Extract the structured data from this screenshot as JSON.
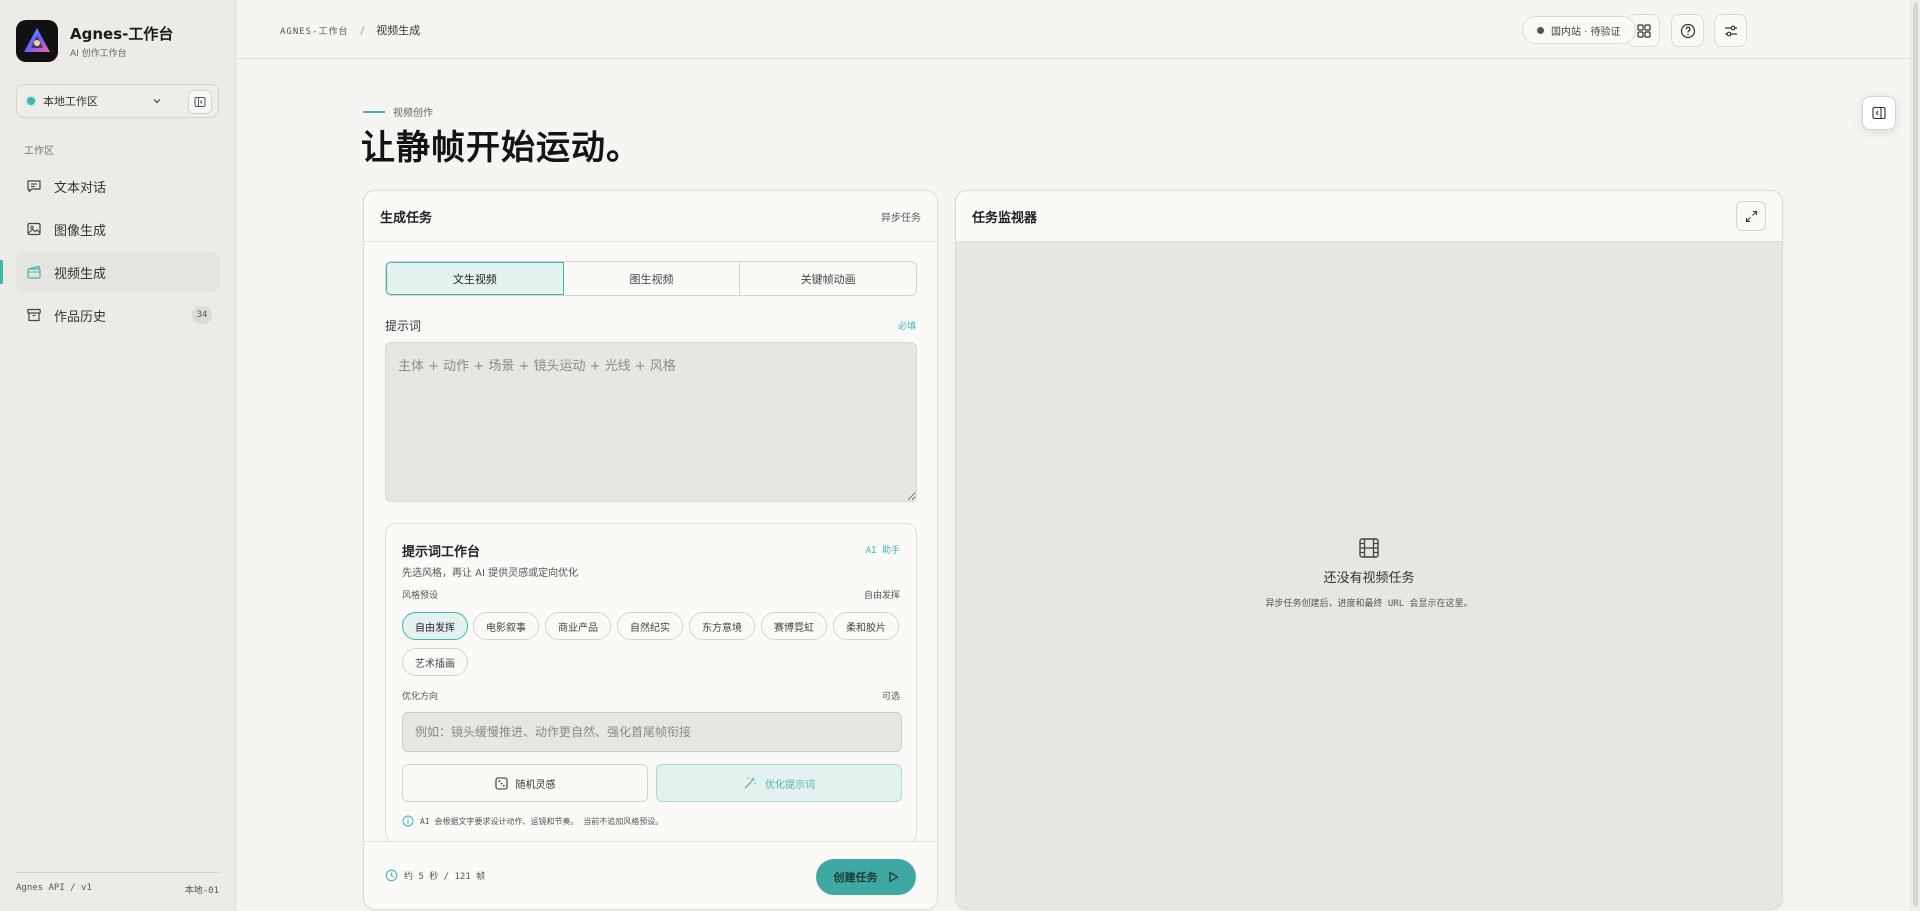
{
  "app": {
    "title": "Agnes-工作台",
    "subtitle": "AI 创作工作台"
  },
  "sidebar": {
    "workspace_label": "本地工作区",
    "section_label": "工作区",
    "items": [
      {
        "label": "文本对话",
        "icon": "chat-icon",
        "active": false
      },
      {
        "label": "图像生成",
        "icon": "image-icon",
        "active": false
      },
      {
        "label": "视频生成",
        "icon": "video-icon",
        "active": true
      },
      {
        "label": "作品历史",
        "icon": "archive-icon",
        "active": false,
        "badge": "34"
      }
    ],
    "footer_left": "Agnes API / v1",
    "footer_right": "本地-01"
  },
  "topbar": {
    "breadcrumb_root": "AGNES-工作台",
    "breadcrumb_sep": "/",
    "breadcrumb_current": "视频生成",
    "status": "国内站 · 待验证"
  },
  "hero": {
    "eyebrow": "视频创作",
    "title": "让静帧开始运动。"
  },
  "left_panel": {
    "title": "生成任务",
    "meta": "异步任务",
    "tabs": [
      {
        "label": "文生视频",
        "active": true
      },
      {
        "label": "图生视频",
        "active": false
      },
      {
        "label": "关键帧动画",
        "active": false
      }
    ],
    "prompt_label": "提示词",
    "prompt_required": "必填",
    "prompt_placeholder": "主体 + 动作 + 场景 + 镜头运动 + 光线 + 风格",
    "workbench": {
      "title": "提示词工作台",
      "ai_tag": "AI 助手",
      "desc": "先选风格，再让 AI 提供灵感或定向优化",
      "style_label": "风格预设",
      "style_current": "自由发挥",
      "chips": [
        {
          "label": "自由发挥",
          "active": true
        },
        {
          "label": "电影叙事",
          "active": false
        },
        {
          "label": "商业产品",
          "active": false
        },
        {
          "label": "自然纪实",
          "active": false
        },
        {
          "label": "东方意境",
          "active": false
        },
        {
          "label": "赛博霓虹",
          "active": false
        },
        {
          "label": "柔和胶片",
          "active": false
        },
        {
          "label": "艺术插画",
          "active": false
        }
      ],
      "direction_label": "优化方向",
      "direction_optional": "可选",
      "direction_placeholder": "例如：镜头缓慢推进、动作更自然、强化首尾帧衔接",
      "random_label": "随机灵感",
      "optimize_label": "优化提示词",
      "note": "AI 会根据文字要求设计动作、运镜和节奏。 当前不追加风格预设。"
    },
    "estimate": "约 5 秒 / 121 帧",
    "create_label": "创建任务"
  },
  "right_panel": {
    "title": "任务监视器",
    "empty_title": "还没有视频任务",
    "empty_desc": "异步任务创建后，进度和最终 URL 会显示在这里。"
  },
  "colors": {
    "accent": "#3db6b0",
    "button": "#3fa8a2",
    "bg": "#f6f5f1"
  }
}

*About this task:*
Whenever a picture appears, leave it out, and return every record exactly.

*Task response:*
Extract the structured data from this screenshot as JSON.
{
  "app": {
    "title": "Agnes-工作台",
    "subtitle": "AI 创作工作台"
  },
  "sidebar": {
    "workspace_label": "本地工作区",
    "section_label": "工作区",
    "items": [
      {
        "label": "文本对话",
        "icon": "chat-icon",
        "active": false
      },
      {
        "label": "图像生成",
        "icon": "image-icon",
        "active": false
      },
      {
        "label": "视频生成",
        "icon": "video-icon",
        "active": true
      },
      {
        "label": "作品历史",
        "icon": "archive-icon",
        "active": false,
        "badge": "34"
      }
    ],
    "footer_left": "Agnes API / v1",
    "footer_right": "本地-01"
  },
  "topbar": {
    "breadcrumb_root": "AGNES-工作台",
    "breadcrumb_sep": "/",
    "breadcrumb_current": "视频生成",
    "status": "国内站 · 待验证"
  },
  "hero": {
    "eyebrow": "视频创作",
    "title": "让静帧开始运动。"
  },
  "left_panel": {
    "title": "生成任务",
    "meta": "异步任务",
    "tabs": [
      {
        "label": "文生视频",
        "active": true
      },
      {
        "label": "图生视频",
        "active": false
      },
      {
        "label": "关键帧动画",
        "active": false
      }
    ],
    "prompt_label": "提示词",
    "prompt_required": "必填",
    "prompt_placeholder": "主体 + 动作 + 场景 + 镜头运动 + 光线 + 风格",
    "workbench": {
      "title": "提示词工作台",
      "ai_tag": "AI 助手",
      "desc": "先选风格，再让 AI 提供灵感或定向优化",
      "style_label": "风格预设",
      "style_current": "自由发挥",
      "chips": [
        {
          "label": "自由发挥",
          "active": true
        },
        {
          "label": "电影叙事",
          "active": false
        },
        {
          "label": "商业产品",
          "active": false
        },
        {
          "label": "自然纪实",
          "active": false
        },
        {
          "label": "东方意境",
          "active": false
        },
        {
          "label": "赛博霓虹",
          "active": false
        },
        {
          "label": "柔和胶片",
          "active": false
        },
        {
          "label": "艺术插画",
          "active": false
        }
      ],
      "direction_label": "优化方向",
      "direction_optional": "可选",
      "direction_placeholder": "例如：镜头缓慢推进、动作更自然、强化首尾帧衔接",
      "random_label": "随机灵感",
      "optimize_label": "优化提示词",
      "note": "AI 会根据文字要求设计动作、运镜和节奏。 当前不追加风格预设。"
    },
    "estimate": "约 5 秒 / 121 帧",
    "create_label": "创建任务"
  },
  "right_panel": {
    "title": "任务监视器",
    "empty_title": "还没有视频任务",
    "empty_desc": "异步任务创建后，进度和最终 URL 会显示在这里。"
  },
  "colors": {
    "accent": "#3db6b0",
    "button": "#3fa8a2",
    "bg": "#f6f5f1"
  }
}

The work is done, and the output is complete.